Fresh Air is the first weather app I've used that I actually wanted to look at for more than a few seconds.
That's because Fresh Air turns the weather and upcoming forecast into something you can dive into and explore, rather than the traditional static list of temperatures and conditions accompanied by a weather animation in the background.
The first thing you notice about Fresh Air is its minute-by-minute weather graph, a stylish and minimal graph that you can play around with to explore how the weather will be over the next seven days. Don't get me wrong, the minimalist design aesthetic extends to the rest of the app too, but the graph is too interesting to ignore; it practically begs you to slowly swipe forward to see how the temperature will dip in the evening, rise in the morning, and plateau in the afternoon.
You can even track things like sunrise and sunset, and the app's background brightens and dims accordingly, allowing you to pay less attention to the specific time as you scroll.
Perhaps I just prefer visuals to mere numbers, but there's something about being able to track the weather's trend on a minute-by-minute basis that makes checking if you'll need a heavier coat for the walk home a lot easier.
Beyond being fun to explore, Fresh Air also connects to your calendar to give you forecasts for your upcoming appointments. Once synced up, you can easily see whether or not it's supposed to rain during your lunch meeting, and it's designed to save you the trouble of manually look up the conditions.

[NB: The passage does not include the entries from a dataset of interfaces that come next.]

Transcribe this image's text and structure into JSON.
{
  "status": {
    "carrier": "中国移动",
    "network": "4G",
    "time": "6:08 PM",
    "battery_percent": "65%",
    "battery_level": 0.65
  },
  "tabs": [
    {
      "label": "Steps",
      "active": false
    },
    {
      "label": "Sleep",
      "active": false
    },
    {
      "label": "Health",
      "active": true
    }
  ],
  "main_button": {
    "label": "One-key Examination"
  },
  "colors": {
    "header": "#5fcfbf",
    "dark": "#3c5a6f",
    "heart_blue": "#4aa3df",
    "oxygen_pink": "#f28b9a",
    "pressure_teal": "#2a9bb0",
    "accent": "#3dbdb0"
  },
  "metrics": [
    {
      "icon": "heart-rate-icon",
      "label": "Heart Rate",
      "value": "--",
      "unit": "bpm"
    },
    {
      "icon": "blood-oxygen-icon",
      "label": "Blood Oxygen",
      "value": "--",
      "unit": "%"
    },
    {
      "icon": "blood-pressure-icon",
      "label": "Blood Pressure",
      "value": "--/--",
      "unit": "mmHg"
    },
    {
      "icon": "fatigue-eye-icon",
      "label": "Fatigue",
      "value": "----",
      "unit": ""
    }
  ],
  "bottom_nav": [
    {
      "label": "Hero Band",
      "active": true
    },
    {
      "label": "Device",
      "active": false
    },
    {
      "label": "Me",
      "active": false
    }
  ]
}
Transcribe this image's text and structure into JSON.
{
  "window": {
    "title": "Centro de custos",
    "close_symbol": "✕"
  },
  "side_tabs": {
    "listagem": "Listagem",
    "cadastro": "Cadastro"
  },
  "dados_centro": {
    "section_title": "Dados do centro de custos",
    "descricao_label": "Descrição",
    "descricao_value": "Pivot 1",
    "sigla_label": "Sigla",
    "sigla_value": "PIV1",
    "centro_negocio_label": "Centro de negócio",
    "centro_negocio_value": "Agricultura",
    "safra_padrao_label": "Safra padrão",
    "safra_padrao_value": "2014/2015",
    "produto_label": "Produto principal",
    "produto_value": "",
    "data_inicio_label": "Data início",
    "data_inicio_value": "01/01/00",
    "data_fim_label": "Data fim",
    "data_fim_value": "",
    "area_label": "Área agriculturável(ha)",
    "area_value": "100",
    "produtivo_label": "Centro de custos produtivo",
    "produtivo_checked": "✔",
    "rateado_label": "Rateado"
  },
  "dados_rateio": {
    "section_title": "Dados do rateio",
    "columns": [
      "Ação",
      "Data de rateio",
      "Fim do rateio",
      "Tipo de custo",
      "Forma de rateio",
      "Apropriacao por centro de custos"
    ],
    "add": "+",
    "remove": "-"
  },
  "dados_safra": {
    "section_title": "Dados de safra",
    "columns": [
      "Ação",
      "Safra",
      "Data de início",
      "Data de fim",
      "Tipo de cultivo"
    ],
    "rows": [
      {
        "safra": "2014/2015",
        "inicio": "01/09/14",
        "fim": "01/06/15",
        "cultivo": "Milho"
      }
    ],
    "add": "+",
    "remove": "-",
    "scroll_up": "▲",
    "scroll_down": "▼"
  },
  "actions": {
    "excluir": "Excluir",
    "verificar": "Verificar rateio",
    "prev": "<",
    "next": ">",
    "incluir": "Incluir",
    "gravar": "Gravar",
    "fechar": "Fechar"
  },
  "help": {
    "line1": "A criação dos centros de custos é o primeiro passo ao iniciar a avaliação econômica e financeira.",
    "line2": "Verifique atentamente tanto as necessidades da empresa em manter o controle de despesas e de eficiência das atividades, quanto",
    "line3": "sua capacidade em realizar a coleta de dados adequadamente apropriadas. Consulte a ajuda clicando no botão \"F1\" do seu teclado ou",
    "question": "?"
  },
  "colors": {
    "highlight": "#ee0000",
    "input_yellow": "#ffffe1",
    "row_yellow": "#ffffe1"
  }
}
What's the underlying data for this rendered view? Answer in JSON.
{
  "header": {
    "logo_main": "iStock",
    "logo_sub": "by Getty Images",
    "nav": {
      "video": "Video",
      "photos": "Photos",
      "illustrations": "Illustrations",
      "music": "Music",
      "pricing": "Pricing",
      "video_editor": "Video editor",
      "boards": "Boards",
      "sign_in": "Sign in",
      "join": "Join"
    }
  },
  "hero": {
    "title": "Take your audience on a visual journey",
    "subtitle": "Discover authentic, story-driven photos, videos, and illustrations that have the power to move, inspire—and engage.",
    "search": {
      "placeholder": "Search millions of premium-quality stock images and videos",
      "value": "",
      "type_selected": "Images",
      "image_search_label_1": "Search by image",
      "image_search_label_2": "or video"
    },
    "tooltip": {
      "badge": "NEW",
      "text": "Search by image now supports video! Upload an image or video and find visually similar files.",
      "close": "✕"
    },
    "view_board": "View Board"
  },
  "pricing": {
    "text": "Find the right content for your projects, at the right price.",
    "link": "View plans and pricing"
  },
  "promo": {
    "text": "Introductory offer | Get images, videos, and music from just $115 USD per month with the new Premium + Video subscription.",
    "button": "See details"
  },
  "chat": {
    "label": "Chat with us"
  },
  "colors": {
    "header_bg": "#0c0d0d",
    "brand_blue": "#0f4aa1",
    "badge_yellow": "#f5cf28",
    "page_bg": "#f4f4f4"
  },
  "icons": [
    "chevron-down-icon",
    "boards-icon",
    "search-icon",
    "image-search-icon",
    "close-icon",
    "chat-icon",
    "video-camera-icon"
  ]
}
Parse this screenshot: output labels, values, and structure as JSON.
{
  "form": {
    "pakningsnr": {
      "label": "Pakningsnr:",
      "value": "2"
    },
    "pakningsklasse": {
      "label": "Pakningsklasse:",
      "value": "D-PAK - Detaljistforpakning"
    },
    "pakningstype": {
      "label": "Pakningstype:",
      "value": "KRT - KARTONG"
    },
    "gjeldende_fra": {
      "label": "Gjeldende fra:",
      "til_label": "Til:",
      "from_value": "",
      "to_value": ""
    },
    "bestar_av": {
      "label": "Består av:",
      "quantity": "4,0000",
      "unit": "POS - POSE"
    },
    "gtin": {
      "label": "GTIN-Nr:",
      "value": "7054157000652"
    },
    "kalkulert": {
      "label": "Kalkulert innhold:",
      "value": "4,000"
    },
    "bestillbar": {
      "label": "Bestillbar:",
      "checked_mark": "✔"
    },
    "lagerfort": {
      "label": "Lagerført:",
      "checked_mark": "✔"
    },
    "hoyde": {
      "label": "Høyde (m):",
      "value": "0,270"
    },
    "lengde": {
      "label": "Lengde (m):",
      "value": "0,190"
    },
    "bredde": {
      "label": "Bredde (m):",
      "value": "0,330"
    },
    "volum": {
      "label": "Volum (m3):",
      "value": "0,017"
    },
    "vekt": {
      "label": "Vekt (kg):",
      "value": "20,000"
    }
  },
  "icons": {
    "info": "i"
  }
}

Fresh Air also tracks quite a bit: There's data on wind, humidity, precipitation chances, severe weather warnings, sunrise and sunset, and a handy "feels like" temperature. If you don't have time to jump into the app itself, you can always get a tidy summary with the widget by pulling down the Notification Center on your iPhone's lock screen.